Le Pays Montredonnais, en français
In common with the rest of Occitania, this region suffered considerably during the various religious wars. In the course of the troubled period of the Albigensian crusade (13th century), this last outpost of the Cévennes was frequently a place of refuge for those fleeing from persecution. Today it is not uncommon for rambler to chance upon some relic of that eventful past in the soil, scarcely distinguishable from the surrounding rocks and vegetation.

Only a few ruins remain as testimony to the importance of the fortress that was once the Château de Montredon, seat in the Middle Ages of a barony owing fealty to the Counts of Toulouse and later to the Viscounts of Lautrec and to which also belonged the various fiefs of Laroque, Berlan and Arifat.

The church of Notre-Dame de Ruffis was erected in the fourteenth century but the bell-tower originally formed part of a much earlier castle (possibly twelfth century). The Château de Castelfranc was, during the reign of Henri IV (17th century) the home of Guillaume le Nautonnier, the celebrated geographer and astronomer to the King. Here he had constructed the first ever observatory in France in 1609 which can still be seen today.

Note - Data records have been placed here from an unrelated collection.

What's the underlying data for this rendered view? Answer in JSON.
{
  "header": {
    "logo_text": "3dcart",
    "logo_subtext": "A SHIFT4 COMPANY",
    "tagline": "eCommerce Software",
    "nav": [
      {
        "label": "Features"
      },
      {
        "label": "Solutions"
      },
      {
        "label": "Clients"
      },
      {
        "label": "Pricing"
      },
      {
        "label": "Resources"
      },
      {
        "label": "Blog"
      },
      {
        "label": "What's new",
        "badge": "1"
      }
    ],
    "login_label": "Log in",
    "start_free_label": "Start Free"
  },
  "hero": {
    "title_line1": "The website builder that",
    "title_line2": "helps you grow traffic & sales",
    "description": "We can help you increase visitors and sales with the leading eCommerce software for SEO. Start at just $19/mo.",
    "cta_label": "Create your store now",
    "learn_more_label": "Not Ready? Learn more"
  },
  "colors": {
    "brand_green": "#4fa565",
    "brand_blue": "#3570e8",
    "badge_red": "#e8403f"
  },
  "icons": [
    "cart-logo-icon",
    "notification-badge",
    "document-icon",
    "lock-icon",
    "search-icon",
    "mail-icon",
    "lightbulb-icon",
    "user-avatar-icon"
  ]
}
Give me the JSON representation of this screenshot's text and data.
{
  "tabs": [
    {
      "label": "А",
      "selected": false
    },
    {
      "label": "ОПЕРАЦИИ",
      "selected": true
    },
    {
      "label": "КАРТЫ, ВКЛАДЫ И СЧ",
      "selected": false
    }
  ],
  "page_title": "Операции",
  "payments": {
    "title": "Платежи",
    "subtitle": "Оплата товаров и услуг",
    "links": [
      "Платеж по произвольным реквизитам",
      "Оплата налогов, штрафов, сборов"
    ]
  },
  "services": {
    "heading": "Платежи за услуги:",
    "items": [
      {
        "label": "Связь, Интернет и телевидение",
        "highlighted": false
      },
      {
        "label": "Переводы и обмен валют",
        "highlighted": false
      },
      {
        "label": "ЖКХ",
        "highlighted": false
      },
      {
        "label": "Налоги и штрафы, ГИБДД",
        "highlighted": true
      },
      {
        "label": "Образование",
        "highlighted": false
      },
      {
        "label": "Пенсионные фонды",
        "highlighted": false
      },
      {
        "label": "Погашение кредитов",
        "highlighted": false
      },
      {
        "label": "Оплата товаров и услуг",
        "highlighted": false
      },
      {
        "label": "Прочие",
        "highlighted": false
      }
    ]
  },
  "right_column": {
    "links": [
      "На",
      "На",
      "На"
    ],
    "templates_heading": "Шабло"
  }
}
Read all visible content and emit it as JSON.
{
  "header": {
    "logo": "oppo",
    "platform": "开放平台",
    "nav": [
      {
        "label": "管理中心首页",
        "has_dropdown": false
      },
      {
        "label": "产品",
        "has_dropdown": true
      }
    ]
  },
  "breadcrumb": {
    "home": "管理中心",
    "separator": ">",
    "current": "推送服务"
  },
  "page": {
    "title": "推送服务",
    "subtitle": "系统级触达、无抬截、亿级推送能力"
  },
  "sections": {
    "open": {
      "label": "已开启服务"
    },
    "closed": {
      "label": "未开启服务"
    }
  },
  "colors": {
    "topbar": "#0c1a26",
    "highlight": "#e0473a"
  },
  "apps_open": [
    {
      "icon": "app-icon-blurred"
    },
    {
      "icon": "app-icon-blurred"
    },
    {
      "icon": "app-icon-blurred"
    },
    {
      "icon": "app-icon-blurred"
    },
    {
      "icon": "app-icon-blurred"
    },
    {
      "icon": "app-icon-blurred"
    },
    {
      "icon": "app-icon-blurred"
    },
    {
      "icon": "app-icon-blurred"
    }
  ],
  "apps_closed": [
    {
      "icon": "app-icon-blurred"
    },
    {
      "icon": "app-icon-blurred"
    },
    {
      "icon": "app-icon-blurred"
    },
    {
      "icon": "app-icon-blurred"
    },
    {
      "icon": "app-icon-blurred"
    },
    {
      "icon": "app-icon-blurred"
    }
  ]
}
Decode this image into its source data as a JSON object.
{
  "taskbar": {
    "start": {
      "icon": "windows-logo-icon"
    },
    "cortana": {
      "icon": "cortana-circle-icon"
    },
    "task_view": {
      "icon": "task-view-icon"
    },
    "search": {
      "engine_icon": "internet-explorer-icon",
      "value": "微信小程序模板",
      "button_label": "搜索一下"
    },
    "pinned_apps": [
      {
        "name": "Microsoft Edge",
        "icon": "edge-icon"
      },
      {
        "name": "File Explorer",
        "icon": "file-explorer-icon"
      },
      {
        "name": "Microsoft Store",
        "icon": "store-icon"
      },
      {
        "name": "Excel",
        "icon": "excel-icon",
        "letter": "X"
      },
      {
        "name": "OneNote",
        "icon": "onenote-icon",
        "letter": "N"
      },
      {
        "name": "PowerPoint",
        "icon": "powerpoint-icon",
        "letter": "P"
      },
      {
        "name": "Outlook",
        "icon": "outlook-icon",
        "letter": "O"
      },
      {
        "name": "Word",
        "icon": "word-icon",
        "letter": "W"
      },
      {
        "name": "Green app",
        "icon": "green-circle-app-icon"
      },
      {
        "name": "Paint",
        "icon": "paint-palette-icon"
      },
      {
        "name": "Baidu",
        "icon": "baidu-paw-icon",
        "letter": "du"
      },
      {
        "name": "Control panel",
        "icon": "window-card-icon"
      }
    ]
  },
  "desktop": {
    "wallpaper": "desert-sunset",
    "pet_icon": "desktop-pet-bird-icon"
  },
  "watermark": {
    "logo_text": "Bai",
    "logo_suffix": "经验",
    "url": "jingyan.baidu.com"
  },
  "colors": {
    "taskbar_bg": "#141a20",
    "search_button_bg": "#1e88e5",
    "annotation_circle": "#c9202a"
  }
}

125 km of signed footpaths for ramblers (duration and degree of difficulty vary).

La Halle, Grand’rue, 81360 MONTREDON, Telephone 05 63 75 14 18

pub animee

1 The Natural Regional Park of Upper Languedoc
2 The Sidobre
3 The Montagne Noire (Dourgne, Sorèze...)
4 Mazamet and region
5 The Monts de Lacaune - Brassac du Tarn
6 The Lakes and the Salvetois
7 The Valley of the Thoré
8 The Montredonnais

  9 The Valleys of the Orb and the Jaur
10 The Saint-Ponais
11 The Monts d'Orb

Following the wine trail:
12 The Faugérois
13 The Minervois
14 The Saint-Chiniannais
© Photography, Thomas Hallbert
© English translation, David Bond.
© 2000-2008 vivrehautlanguedoc